it may be a long time before we see one again. do you still have what it takes to make this as big a fight as folks are hoping that it will be? >> yes, i still have that skill. it's still there. >> reporter: when did you know i can handle this? >> i've always had a game plan. my game... the ultimate game plan was to get to the pinnacle and make hundreds of millions. >> reporter: with a $300 million purse, that looks like the safest bet in town. james brown, cbs news, las vegas. >> pelley: and that's the "cbs evening news" for tonight. for all of us at cbs news all around the world, good night. captioning sponsored by cbs captioned by media access group at wgbh access.wgbh.org
bay area fire stations are closing just as the fire season is about to start. wait until you hear how many 27 firefighters will have to protect. good evening, i'm ken bastida. >> i'm veronica de la cruz. two east contra costa firehouses will have to go after voters rejected a plan to save them. right now it's looking like station 54 in brentwood and another. ryan takeo reports. >> reporter: veronica, station 94 is still up and running today. 7 calls already today. but in the next month it will take a lot longer to respond to

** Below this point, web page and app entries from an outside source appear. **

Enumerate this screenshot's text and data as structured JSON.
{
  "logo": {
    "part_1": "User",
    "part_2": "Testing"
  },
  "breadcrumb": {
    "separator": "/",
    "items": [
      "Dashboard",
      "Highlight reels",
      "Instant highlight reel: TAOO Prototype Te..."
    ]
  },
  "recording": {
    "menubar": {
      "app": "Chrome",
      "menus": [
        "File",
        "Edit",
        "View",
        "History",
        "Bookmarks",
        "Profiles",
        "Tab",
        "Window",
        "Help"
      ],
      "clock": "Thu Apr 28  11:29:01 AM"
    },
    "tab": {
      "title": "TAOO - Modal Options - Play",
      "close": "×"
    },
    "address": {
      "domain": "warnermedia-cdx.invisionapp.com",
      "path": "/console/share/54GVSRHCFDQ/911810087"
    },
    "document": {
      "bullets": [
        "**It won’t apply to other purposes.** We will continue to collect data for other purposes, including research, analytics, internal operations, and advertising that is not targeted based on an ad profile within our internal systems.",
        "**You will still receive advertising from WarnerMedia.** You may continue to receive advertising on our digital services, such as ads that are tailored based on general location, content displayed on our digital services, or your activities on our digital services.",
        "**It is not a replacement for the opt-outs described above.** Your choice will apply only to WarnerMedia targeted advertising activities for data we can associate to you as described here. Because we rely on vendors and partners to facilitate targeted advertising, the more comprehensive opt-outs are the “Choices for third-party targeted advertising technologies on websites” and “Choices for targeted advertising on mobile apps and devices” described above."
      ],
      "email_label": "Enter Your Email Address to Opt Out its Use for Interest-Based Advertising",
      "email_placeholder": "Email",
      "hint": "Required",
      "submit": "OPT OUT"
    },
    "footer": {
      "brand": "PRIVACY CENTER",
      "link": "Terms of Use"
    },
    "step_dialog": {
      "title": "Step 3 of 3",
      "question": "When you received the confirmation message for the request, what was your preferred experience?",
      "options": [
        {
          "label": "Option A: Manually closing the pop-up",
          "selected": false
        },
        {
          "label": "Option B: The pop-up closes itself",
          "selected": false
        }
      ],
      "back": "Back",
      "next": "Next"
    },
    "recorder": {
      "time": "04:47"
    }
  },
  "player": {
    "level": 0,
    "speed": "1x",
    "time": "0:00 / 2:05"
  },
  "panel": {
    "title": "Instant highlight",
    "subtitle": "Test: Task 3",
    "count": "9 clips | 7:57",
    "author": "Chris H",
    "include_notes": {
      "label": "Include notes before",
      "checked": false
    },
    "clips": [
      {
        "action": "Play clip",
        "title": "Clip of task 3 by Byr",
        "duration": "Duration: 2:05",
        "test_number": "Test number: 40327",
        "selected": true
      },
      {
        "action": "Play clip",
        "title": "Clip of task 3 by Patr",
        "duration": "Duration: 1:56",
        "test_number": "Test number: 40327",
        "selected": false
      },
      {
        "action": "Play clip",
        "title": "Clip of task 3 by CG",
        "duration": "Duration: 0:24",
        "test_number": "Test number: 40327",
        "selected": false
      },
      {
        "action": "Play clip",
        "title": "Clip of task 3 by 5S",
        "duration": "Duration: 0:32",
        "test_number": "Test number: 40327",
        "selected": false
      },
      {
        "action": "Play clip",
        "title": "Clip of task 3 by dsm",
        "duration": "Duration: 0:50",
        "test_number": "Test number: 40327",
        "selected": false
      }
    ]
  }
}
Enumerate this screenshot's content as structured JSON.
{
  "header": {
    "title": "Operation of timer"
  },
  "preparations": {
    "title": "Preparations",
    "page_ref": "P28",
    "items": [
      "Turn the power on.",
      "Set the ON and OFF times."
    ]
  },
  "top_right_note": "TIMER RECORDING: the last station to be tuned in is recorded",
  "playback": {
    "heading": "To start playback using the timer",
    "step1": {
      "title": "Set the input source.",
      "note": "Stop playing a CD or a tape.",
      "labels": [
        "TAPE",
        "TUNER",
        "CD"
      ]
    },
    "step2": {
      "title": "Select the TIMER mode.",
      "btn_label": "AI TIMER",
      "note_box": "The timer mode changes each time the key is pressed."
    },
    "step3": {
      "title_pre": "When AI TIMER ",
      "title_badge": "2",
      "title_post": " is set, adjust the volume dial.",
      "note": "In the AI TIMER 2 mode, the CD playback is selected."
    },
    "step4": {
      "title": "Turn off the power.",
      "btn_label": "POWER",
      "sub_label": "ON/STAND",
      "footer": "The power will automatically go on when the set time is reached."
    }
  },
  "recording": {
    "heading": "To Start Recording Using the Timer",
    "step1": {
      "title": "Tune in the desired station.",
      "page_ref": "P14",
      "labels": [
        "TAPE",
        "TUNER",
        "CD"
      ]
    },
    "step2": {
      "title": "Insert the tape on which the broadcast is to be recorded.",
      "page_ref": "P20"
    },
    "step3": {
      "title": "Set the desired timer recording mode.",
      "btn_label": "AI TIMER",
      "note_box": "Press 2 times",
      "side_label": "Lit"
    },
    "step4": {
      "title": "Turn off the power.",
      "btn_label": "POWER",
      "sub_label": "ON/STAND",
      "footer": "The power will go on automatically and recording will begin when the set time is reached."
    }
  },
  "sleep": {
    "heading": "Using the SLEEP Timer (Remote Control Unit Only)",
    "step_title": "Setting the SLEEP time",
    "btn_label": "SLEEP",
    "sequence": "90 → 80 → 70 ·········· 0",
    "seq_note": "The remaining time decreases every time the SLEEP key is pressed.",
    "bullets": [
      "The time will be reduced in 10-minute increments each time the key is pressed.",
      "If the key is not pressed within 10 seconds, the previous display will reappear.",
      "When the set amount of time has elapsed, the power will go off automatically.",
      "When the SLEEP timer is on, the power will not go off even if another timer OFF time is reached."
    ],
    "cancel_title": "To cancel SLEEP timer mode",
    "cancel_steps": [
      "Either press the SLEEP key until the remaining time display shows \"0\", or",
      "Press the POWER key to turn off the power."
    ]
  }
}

emergencies nearby. as firefighters prepare -- >> we'll see closures within the next 30 days. >> reporter: east contra costa fire chief hugh henderson says two district's five stations will close and will eventually cut a quarter of the staff. that will leave 27 firefighters to protect 105,000 people over a massive 250 square miles. >> that's 20 calls a day across five stations or three stations. you can see the impact right there. >> reporter: a fema grant which helped the district operate five stations ended last year. but the final straw was when voters rejected a property tax assessment to close the shortfall. >> they keep closing them there won't be any left soon. >> reporter: sheryl voted for the assessment. she works a block away from the